WHAT YOU HAVE TO DO:
Lines with the word "placeholder" in them are the ones to copy from the records.

RECORDS SHOWN:
################

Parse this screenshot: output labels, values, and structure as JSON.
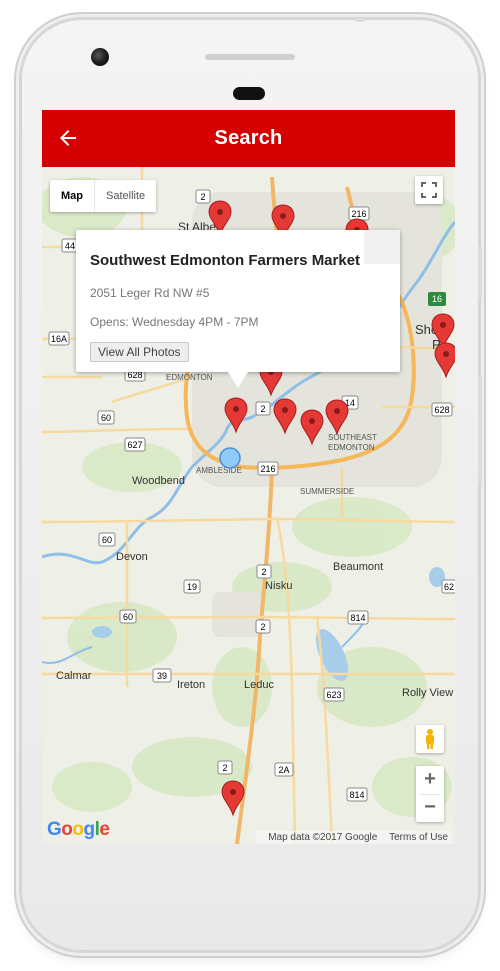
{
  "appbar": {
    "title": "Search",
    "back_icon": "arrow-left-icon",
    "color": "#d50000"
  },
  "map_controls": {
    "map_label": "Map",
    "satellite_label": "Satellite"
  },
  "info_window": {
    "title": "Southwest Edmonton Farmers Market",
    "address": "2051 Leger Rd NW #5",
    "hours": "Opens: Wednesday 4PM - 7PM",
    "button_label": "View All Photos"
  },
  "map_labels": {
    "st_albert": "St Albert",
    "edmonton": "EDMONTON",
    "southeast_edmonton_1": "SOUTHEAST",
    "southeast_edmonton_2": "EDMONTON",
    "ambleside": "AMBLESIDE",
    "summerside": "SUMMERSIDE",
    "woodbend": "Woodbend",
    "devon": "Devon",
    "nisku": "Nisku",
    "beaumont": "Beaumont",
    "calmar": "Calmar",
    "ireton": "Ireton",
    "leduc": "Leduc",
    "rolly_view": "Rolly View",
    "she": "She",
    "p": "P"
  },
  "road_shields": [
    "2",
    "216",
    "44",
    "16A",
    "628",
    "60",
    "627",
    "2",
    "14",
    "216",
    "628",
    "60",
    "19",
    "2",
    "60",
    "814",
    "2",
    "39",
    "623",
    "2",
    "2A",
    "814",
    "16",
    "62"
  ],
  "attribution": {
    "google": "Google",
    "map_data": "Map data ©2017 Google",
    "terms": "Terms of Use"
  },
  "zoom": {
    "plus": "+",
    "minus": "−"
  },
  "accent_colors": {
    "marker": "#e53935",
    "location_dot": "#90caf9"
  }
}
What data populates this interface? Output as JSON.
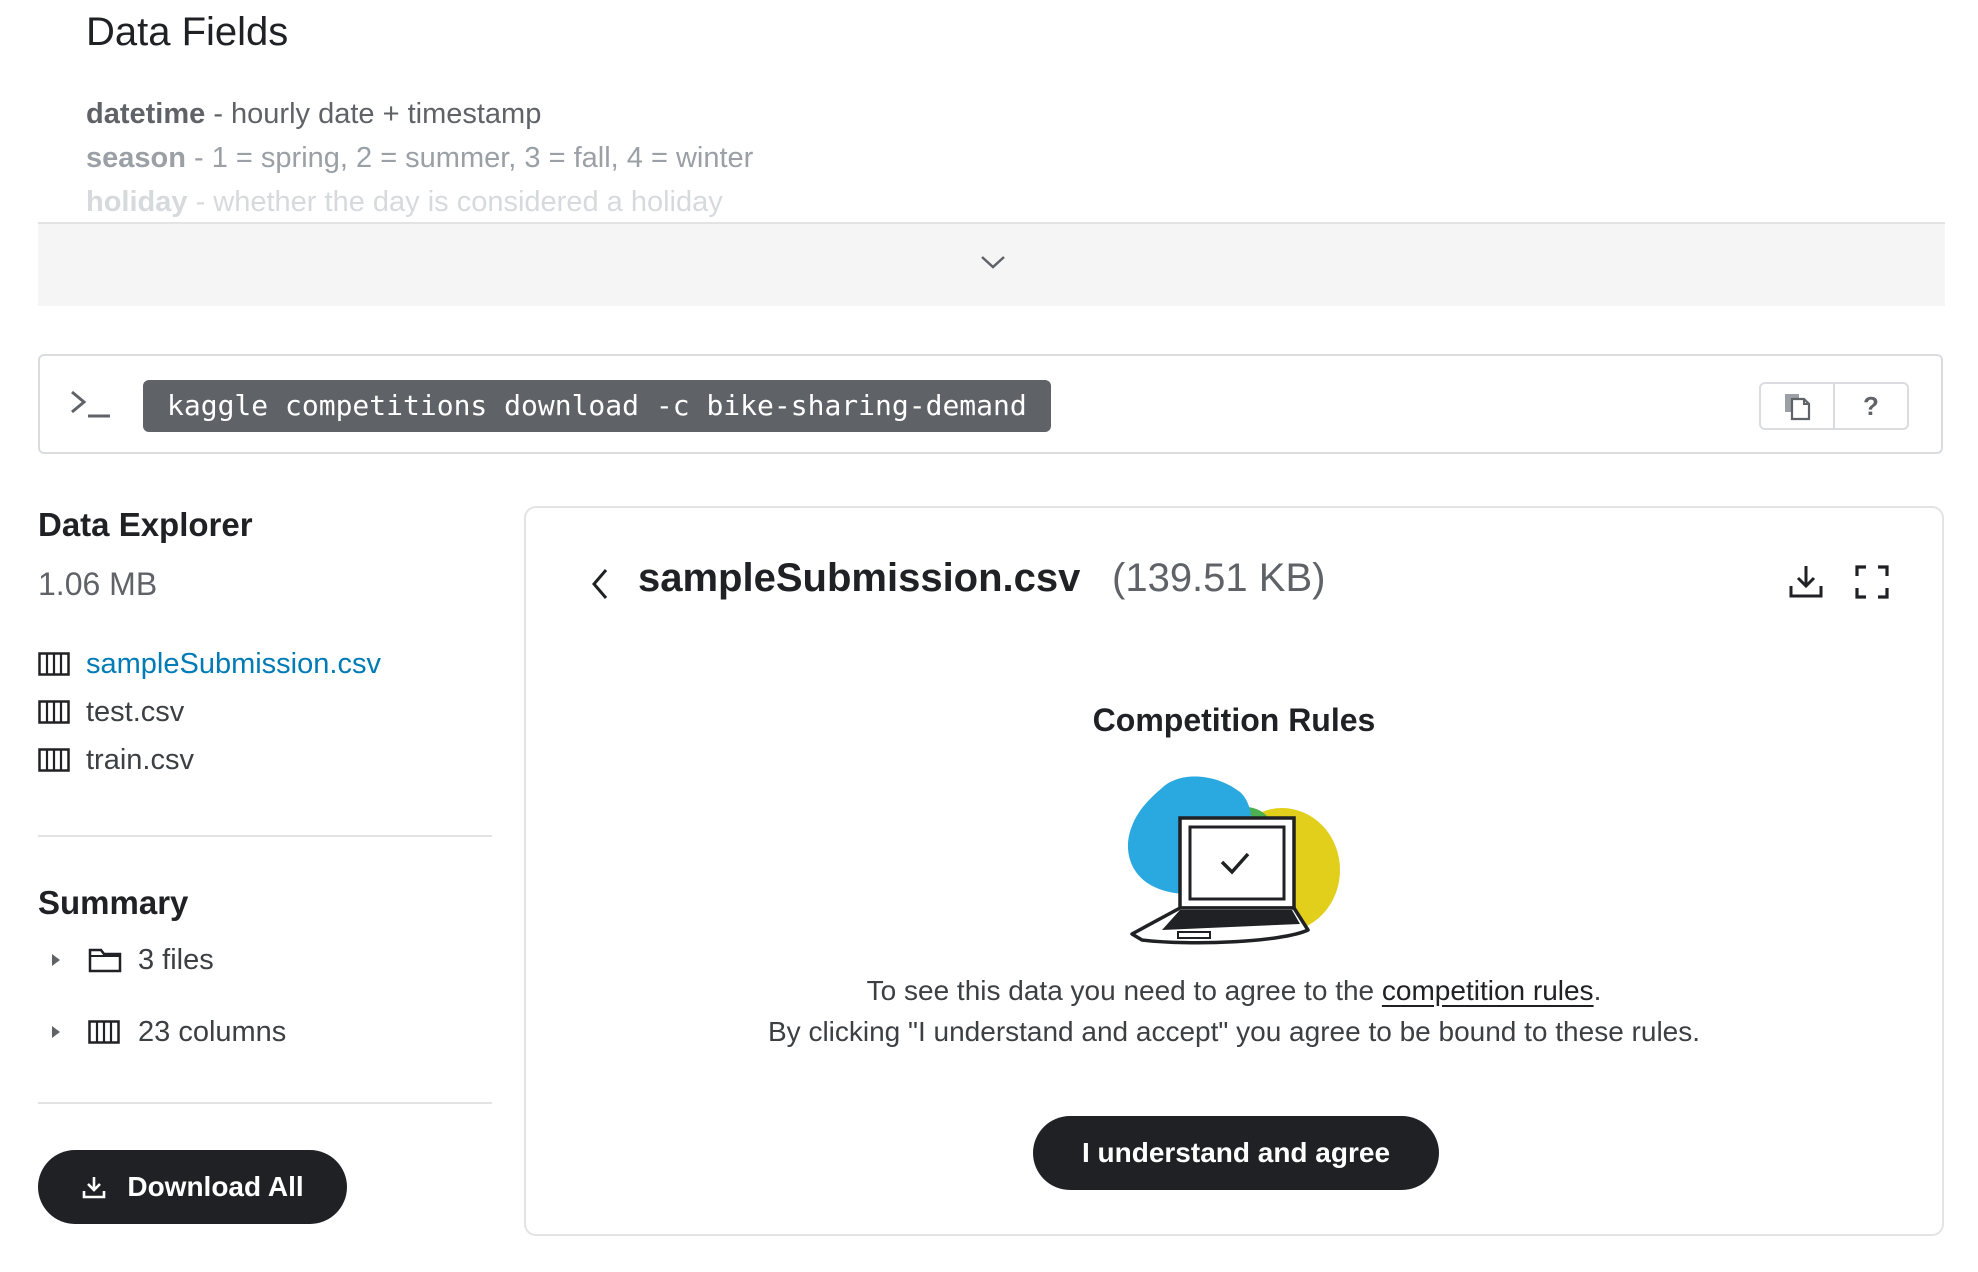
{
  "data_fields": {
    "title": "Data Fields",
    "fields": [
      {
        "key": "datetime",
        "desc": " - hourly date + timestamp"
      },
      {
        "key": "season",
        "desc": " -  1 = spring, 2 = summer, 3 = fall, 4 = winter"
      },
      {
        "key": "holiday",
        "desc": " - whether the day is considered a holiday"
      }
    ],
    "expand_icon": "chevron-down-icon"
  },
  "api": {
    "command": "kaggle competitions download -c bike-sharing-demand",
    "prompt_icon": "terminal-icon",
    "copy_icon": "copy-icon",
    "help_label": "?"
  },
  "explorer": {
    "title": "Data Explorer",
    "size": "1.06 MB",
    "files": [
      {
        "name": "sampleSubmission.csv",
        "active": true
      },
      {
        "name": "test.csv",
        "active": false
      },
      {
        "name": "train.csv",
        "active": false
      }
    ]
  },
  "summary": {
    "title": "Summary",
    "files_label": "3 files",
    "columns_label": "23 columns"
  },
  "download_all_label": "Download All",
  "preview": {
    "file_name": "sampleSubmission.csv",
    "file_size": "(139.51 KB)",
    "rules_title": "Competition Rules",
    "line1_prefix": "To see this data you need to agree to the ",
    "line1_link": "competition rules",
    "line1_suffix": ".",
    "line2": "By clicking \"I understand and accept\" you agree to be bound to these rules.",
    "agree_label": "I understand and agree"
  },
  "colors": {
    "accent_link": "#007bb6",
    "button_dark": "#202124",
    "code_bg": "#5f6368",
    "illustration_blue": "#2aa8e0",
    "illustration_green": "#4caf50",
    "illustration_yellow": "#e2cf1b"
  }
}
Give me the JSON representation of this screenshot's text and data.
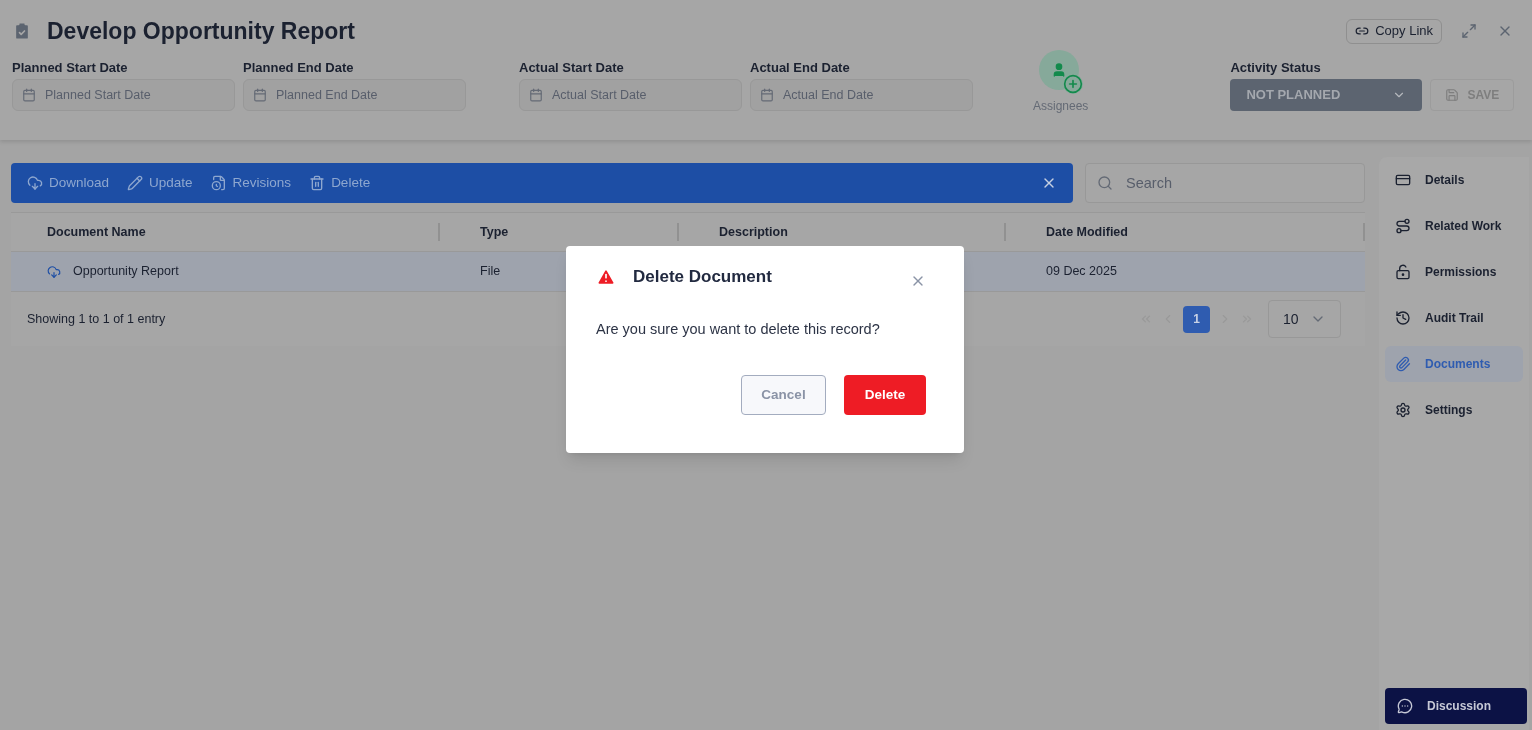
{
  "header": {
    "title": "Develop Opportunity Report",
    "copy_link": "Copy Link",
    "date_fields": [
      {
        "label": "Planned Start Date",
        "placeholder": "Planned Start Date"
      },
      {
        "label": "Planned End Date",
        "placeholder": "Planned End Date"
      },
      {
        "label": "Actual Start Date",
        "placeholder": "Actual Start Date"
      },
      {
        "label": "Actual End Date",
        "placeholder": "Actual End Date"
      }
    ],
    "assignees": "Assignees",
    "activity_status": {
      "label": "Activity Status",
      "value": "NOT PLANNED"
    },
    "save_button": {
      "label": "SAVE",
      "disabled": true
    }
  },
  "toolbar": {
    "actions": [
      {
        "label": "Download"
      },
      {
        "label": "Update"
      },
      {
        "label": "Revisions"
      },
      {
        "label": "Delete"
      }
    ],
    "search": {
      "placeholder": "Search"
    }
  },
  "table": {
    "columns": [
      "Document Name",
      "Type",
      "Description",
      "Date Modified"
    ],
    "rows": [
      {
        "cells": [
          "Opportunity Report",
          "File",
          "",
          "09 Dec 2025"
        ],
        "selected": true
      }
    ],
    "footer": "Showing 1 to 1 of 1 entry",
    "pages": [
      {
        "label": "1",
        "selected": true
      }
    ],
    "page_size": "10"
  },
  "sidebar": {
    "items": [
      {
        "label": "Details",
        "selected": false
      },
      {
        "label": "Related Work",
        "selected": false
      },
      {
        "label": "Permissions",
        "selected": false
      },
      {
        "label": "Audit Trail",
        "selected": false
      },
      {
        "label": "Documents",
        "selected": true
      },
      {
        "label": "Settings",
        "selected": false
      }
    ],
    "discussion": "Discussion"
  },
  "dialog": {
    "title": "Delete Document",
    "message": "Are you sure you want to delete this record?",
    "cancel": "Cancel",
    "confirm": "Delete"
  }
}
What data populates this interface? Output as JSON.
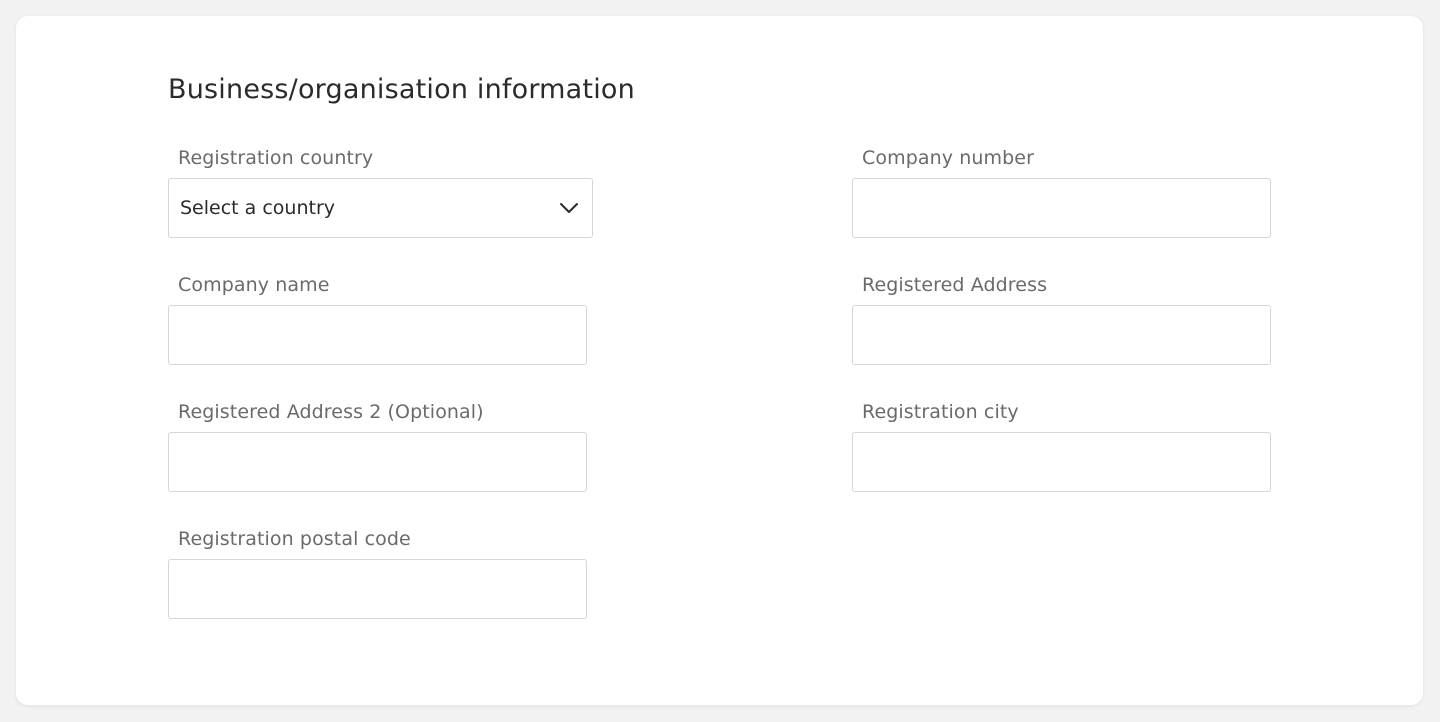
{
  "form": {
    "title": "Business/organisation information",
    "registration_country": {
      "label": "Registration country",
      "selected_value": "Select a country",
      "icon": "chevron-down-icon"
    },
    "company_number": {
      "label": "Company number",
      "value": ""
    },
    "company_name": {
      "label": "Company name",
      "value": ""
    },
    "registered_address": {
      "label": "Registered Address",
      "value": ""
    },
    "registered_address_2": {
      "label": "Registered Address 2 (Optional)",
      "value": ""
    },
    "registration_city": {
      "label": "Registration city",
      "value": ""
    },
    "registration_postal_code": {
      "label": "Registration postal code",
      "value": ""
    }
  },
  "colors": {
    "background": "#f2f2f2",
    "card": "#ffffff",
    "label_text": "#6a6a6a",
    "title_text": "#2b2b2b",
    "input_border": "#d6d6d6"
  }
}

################

EXPECTED ANSWER:
        "placeholder": "Planned Start Date"
        "placeholder": "Planned End Date"
        "placeholder": "Actual Start Date"
        "placeholder": "Actual End Date"
      "placeholder": "Search"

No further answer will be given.